What the task asks => All of the records should be restated word for word.

Available data =>
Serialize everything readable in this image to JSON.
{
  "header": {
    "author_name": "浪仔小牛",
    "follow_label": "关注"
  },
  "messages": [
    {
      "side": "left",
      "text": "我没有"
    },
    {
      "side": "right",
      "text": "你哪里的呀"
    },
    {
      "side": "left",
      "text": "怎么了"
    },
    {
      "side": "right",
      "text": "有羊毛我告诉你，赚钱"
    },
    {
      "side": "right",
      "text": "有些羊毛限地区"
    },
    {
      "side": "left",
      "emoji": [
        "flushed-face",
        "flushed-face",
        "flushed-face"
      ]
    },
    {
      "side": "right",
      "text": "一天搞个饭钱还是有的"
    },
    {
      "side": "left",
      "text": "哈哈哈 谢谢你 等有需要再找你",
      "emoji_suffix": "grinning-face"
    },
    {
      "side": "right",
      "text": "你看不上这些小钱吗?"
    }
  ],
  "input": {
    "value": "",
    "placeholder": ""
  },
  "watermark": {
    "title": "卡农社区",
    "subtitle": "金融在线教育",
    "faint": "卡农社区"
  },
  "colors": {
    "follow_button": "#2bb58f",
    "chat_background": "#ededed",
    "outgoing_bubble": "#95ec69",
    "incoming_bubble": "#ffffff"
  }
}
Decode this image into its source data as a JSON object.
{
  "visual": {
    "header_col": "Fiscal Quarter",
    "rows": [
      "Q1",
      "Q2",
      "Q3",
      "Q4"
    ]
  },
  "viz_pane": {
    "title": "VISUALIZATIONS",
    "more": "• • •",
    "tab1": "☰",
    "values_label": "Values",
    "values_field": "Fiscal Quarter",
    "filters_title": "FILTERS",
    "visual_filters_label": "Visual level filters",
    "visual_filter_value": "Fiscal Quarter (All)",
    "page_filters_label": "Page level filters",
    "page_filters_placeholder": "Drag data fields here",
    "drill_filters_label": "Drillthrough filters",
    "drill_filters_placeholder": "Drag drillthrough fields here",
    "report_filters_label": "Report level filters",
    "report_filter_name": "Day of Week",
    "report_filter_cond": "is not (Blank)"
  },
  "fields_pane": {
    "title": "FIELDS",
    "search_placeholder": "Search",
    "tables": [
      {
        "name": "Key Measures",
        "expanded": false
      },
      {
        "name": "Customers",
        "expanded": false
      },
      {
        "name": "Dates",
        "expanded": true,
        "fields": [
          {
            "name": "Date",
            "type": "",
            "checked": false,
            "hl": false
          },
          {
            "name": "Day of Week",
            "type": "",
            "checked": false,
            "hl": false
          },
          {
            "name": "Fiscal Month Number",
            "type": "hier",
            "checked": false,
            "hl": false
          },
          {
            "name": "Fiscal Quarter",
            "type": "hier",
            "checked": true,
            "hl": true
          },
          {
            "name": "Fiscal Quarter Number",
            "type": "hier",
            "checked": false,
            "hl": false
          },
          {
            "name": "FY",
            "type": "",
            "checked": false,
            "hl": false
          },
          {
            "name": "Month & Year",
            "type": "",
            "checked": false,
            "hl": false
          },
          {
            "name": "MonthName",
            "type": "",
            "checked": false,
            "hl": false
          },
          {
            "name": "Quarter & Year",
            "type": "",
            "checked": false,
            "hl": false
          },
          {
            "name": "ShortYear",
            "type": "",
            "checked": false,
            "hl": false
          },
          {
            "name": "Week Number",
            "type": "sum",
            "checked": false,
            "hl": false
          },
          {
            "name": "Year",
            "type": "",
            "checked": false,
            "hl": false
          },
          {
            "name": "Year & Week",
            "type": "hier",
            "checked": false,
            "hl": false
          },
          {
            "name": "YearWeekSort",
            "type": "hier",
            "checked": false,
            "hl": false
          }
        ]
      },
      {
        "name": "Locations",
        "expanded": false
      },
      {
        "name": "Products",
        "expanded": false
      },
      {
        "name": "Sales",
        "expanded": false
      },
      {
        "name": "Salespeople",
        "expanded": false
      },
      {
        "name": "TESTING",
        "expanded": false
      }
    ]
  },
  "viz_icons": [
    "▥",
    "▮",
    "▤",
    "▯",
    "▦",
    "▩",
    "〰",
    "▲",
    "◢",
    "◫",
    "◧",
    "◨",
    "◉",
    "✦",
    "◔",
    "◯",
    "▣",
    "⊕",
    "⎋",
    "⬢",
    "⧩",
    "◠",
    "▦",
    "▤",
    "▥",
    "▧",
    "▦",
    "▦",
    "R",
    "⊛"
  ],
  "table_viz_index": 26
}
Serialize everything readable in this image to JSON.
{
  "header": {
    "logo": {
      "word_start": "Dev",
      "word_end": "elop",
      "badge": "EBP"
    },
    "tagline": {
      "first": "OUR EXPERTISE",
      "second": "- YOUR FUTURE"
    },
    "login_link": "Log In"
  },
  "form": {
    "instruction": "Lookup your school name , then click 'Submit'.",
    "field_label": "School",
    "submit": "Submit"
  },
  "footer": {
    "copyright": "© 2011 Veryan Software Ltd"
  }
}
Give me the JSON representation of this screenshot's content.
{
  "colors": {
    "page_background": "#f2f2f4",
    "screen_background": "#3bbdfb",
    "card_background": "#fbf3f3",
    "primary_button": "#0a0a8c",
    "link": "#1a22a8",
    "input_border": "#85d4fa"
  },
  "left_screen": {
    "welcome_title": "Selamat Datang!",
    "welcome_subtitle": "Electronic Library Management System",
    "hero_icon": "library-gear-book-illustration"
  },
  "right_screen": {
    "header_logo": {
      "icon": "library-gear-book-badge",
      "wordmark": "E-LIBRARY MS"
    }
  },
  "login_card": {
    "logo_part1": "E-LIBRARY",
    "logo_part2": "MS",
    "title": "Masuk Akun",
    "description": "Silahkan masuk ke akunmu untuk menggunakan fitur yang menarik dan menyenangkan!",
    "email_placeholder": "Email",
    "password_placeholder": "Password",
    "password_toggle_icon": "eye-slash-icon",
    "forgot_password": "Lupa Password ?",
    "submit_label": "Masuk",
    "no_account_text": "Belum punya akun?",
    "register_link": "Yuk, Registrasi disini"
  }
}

Answer below =>
Serialize everything readable in this image to JSON.
{
  "header": {
    "author_name": "浪仔小牛",
    "follow_label": "关注"
  },
  "messages": [
    {
      "side": "left",
      "text": "我没有"
    },
    {
      "side": "right",
      "text": "你哪里的呀"
    },
    {
      "side": "left",
      "text": "怎么了"
    },
    {
      "side": "right",
      "text": "有羊毛我告诉你，赚钱"
    },
    {
      "side": "right",
      "text": "有些羊毛限地区"
    },
    {
      "side": "left",
      "emoji": [
        "flushed-face",
        "flushed-face",
        "flushed-face"
      ]
    },
    {
      "side": "right",
      "text": "一天搞个饭钱还是有的"
    },
    {
      "side": "left",
      "text": "哈哈哈 谢谢你 等有需要再找你",
      "emoji_suffix": "grinning-face"
    },
    {
      "side": "right",
      "text": "你看不上这些小钱吗?"
    }
  ],
  "input": {
    "value": "",
    "placeholder": ""
  },
  "watermark": {
    "title": "卡农社区",
    "subtitle": "金融在线教育",
    "faint": "卡农社区"
  },
  "colors": {
    "follow_button": "#2bb58f",
    "chat_background": "#ededed",
    "outgoing_bubble": "#95ec69",
    "incoming_bubble": "#ffffff"
  }
}
Decode this image into its source data as a JSON object.
{
  "visual": {
    "header_col": "Fiscal Quarter",
    "rows": [
      "Q1",
      "Q2",
      "Q3",
      "Q4"
    ]
  },
  "viz_pane": {
    "title": "VISUALIZATIONS",
    "more": "• • •",
    "tab1": "☰",
    "values_label": "Values",
    "values_field": "Fiscal Quarter",
    "filters_title": "FILTERS",
    "visual_filters_label": "Visual level filters",
    "visual_filter_value": "Fiscal Quarter (All)",
    "page_filters_label": "Page level filters",
    "page_filters_placeholder": "Drag data fields here",
    "drill_filters_label": "Drillthrough filters",
    "drill_filters_placeholder": "Drag drillthrough fields here",
    "report_filters_label": "Report level filters",
    "report_filter_name": "Day of Week",
    "report_filter_cond": "is not (Blank)"
  },
  "fields_pane": {
    "title": "FIELDS",
    "search_placeholder": "Search",
    "tables": [
      {
        "name": "Key Measures",
        "expanded": false
      },
      {
        "name": "Customers",
        "expanded": false
      },
      {
        "name": "Dates",
        "expanded": true,
        "fields": [
          {
            "name": "Date",
            "type": "",
            "checked": false,
            "hl": false
          },
          {
            "name": "Day of Week",
            "type": "",
            "checked": false,
            "hl": false
          },
          {
            "name": "Fiscal Month Number",
            "type": "hier",
            "checked": false,
            "hl": false
          },
          {
            "name": "Fiscal Quarter",
            "type": "hier",
            "checked": true,
            "hl": true
          },
          {
            "name": "Fiscal Quarter Number",
            "type": "hier",
            "checked": false,
            "hl": false
          },
          {
            "name": "FY",
            "type": "",
            "checked": false,
            "hl": false
          },
          {
            "name": "Month & Year",
            "type": "",
            "checked": false,
            "hl": false
          },
          {
            "name": "MonthName",
            "type": "",
            "checked": false,
            "hl": false
          },
          {
            "name": "Quarter & Year",
            "type": "",
            "checked": false,
            "hl": false
          },
          {
            "name": "ShortYear",
            "type": "",
            "checked": false,
            "hl": false
          },
          {
            "name": "Week Number",
            "type": "sum",
            "checked": false,
            "hl": false
          },
          {
            "name": "Year",
            "type": "",
            "checked": false,
            "hl": false
          },
          {
            "name": "Year & Week",
            "type": "hier",
            "checked": false,
            "hl": false
          },
          {
            "name": "YearWeekSort",
            "type": "hier",
            "checked": false,
            "hl": false
          }
        ]
      },
      {
        "name": "Locations",
        "expanded": false
      },
      {
        "name": "Products",
        "expanded": false
      },
      {
        "name": "Sales",
        "expanded": false
      },
      {
        "name": "Salespeople",
        "expanded": false
      },
      {
        "name": "TESTING",
        "expanded": false
      }
    ]
  },
  "viz_icons": [
    "▥",
    "▮",
    "▤",
    "▯",
    "▦",
    "▩",
    "〰",
    "▲",
    "◢",
    "◫",
    "◧",
    "◨",
    "◉",
    "✦",
    "◔",
    "◯",
    "▣",
    "⊕",
    "⎋",
    "⬢",
    "⧩",
    "◠",
    "▦",
    "▤",
    "▥",
    "▧",
    "▦",
    "▦",
    "R",
    "⊛"
  ],
  "table_viz_index": 26
}
Serialize everything readable in this image to JSON.
{
  "header": {
    "logo": {
      "word_start": "Dev",
      "word_end": "elop",
      "badge": "EBP"
    },
    "tagline": {
      "first": "OUR EXPERTISE",
      "second": "- YOUR FUTURE"
    },
    "login_link": "Log In"
  },
  "form": {
    "instruction": "Lookup your school name , then click 'Submit'.",
    "field_label": "School",
    "submit": "Submit"
  },
  "footer": {
    "copyright": "© 2011 Veryan Software Ltd"
  }
}
Give me the JSON representation of this screenshot's content.
{
  "colors": {
    "page_background": "#f2f2f4",
    "screen_background": "#3bbdfb",
    "card_background": "#fbf3f3",
    "primary_button": "#0a0a8c",
    "link": "#1a22a8",
    "input_border": "#85d4fa"
  },
  "left_screen": {
    "welcome_title": "Selamat Datang!",
    "welcome_subtitle": "Electronic Library Management System",
    "hero_icon": "library-gear-book-illustration"
  },
  "right_screen": {
    "header_logo": {
      "icon": "library-gear-book-badge",
      "wordmark": "E-LIBRARY MS"
    }
  },
  "login_card": {
    "logo_part1": "E-LIBRARY",
    "logo_part2": "MS",
    "title": "Masuk Akun",
    "description": "Silahkan masuk ke akunmu untuk menggunakan fitur yang menarik dan menyenangkan!",
    "email_placeholder": "Email",
    "password_placeholder": "Password",
    "password_toggle_icon": "eye-slash-icon",
    "forgot_password": "Lupa Password ?",
    "submit_label": "Masuk",
    "no_account_text": "Belum punya akun?",
    "register_link": "Yuk, Registrasi disini"
  }
}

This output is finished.